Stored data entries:
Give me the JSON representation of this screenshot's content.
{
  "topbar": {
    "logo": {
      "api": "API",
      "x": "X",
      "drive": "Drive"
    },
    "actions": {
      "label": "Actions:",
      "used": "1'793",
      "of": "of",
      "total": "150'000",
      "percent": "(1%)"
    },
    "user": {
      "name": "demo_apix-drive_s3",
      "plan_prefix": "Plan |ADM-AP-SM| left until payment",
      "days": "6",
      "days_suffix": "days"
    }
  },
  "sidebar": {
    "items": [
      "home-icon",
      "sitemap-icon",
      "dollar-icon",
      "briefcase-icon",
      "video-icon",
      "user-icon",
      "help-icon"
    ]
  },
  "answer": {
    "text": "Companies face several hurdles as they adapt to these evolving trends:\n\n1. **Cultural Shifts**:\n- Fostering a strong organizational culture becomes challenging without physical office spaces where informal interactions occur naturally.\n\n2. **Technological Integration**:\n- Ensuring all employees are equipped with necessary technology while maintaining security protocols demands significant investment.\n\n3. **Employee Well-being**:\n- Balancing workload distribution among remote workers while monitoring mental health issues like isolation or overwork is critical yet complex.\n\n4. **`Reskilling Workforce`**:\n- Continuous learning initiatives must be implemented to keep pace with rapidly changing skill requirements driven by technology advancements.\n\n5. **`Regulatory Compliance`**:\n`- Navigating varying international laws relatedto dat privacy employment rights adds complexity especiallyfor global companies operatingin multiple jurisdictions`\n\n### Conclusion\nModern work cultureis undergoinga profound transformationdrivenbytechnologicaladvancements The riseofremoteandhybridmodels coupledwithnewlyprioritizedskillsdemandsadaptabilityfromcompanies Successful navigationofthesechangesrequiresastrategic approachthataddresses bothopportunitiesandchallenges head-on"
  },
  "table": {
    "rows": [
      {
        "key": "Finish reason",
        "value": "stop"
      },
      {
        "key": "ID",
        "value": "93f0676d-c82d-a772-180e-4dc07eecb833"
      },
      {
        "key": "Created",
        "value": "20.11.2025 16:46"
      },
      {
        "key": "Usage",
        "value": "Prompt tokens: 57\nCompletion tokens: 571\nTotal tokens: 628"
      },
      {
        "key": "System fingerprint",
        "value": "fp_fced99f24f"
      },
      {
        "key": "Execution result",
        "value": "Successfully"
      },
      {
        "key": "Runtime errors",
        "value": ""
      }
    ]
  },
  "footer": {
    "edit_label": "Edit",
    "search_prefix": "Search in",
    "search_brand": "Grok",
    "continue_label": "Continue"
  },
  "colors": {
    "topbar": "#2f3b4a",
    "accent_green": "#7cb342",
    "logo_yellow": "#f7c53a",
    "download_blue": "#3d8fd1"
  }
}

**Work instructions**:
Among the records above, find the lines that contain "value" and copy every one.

**Result**:
        "value": "stop"
        "value": "93f0676d-c82d-a772-180e-4dc07eecb833"
        "value": "20.11.2025 16:46"
        "value": "Prompt tokens: 57\nCompletion tokens: 571\nTotal tokens: 628"
        "value": "fp_fced99f24f"
        "value": "Successfully"
        "value": ""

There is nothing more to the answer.